TASK OBJECTIVE: Within the entries below, find every line that has the string "中华人民共和国民事诉讼法", then copy it.

PROVIDED DATA Block Start

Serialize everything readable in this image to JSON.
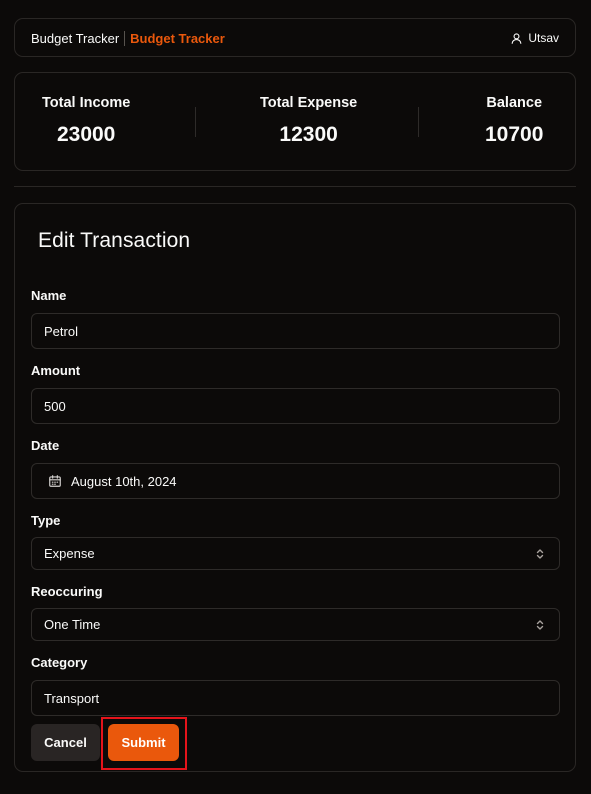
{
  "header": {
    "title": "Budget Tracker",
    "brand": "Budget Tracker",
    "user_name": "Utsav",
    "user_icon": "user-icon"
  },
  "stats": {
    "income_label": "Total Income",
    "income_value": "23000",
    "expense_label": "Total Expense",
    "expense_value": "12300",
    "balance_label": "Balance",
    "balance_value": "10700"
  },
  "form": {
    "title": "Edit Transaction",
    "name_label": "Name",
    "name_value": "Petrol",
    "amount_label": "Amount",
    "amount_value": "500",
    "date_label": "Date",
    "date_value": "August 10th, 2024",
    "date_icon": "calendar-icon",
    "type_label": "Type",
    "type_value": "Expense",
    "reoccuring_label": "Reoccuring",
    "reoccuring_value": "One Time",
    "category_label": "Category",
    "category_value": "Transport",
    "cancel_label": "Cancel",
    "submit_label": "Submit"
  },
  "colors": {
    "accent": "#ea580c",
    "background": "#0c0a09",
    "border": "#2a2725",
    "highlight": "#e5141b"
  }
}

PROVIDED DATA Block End
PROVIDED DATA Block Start

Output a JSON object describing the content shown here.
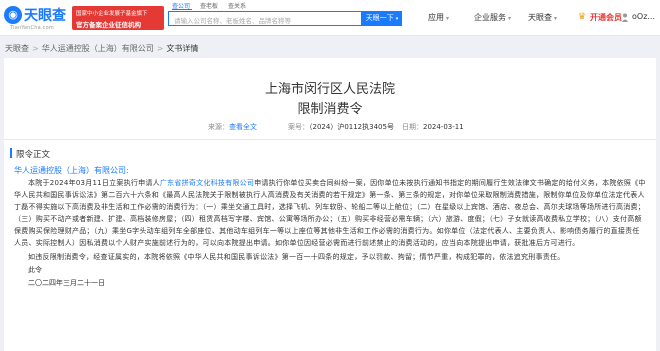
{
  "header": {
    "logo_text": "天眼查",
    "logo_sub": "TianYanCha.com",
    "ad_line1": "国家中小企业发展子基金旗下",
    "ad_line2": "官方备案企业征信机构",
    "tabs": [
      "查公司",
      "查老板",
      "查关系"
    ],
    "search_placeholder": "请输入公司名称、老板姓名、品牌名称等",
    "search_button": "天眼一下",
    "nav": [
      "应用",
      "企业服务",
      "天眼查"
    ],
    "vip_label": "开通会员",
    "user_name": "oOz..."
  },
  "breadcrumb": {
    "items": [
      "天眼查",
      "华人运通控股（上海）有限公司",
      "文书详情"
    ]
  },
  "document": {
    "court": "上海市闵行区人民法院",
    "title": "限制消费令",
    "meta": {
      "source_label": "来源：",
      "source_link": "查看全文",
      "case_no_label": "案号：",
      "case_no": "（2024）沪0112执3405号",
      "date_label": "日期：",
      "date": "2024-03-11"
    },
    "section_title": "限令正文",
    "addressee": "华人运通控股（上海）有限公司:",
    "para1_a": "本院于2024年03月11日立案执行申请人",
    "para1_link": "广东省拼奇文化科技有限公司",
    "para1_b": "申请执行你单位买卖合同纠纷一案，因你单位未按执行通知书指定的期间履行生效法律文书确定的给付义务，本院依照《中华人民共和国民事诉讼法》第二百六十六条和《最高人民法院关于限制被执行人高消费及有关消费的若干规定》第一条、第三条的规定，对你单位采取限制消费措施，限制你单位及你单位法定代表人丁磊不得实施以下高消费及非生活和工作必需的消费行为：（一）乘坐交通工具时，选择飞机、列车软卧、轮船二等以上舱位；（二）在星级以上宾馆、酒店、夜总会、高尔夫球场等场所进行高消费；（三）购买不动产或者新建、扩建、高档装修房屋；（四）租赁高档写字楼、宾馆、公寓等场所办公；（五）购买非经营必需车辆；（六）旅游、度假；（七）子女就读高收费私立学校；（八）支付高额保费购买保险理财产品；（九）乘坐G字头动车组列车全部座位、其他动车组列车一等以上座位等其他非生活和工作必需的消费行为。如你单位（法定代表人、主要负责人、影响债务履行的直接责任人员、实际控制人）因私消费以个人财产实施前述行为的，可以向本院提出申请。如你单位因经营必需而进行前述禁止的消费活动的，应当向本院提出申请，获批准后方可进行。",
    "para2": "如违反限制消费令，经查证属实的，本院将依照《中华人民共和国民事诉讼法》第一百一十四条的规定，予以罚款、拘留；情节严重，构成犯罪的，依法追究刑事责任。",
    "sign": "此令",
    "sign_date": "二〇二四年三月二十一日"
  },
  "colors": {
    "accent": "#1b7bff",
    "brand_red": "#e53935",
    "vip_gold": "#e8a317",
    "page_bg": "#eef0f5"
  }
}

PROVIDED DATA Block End

SOLUTION TO THE EXERCISE:
    "para1_b": "申请执行你单位买卖合同纠纷一案，因你单位未按执行通知书指定的期间履行生效法律文书确定的给付义务，本院依照《中华人民共和国民事诉讼法》第二百六十六条和《最高人民法院关于限制被执行人高消费及有关消费的若干规定》第一条、第三条的规定，对你单位采取限制消费措施，限制你单位及你单位法定代表人丁磊不得实施以下高消费及非生活和工作必需的消费行为：（一）乘坐交通工具时，选择飞机、列车软卧、轮船二等以上舱位；（二）在星级以上宾馆、酒店、夜总会、高尔夫球场等场所进行高消费；（三）购买不动产或者新建、扩建、高档装修房屋；（四）租赁高档写字楼、宾馆、公寓等场所办公；（五）购买非经营必需车辆；（六）旅游、度假；（七）子女就读高收费私立学校；（八）支付高额保费购买保险理财产品；（九）乘坐G字头动车组列车全部座位、其他动车组列车一等以上座位等其他非生活和工作必需的消费行为。如你单位（法定代表人、主要负责人、影响债务履行的直接责任人员、实际控制人）因私消费以个人财产实施前述行为的，可以向本院提出申请。如你单位因经营必需而进行前述禁止的消费活动的，应当向本院提出申请，获批准后方可进行。",
    "para2": "如违反限制消费令，经查证属实的，本院将依照《中华人民共和国民事诉讼法》第一百一十四条的规定，予以罚款、拘留；情节严重，构成犯罪的，依法追究刑事责任。",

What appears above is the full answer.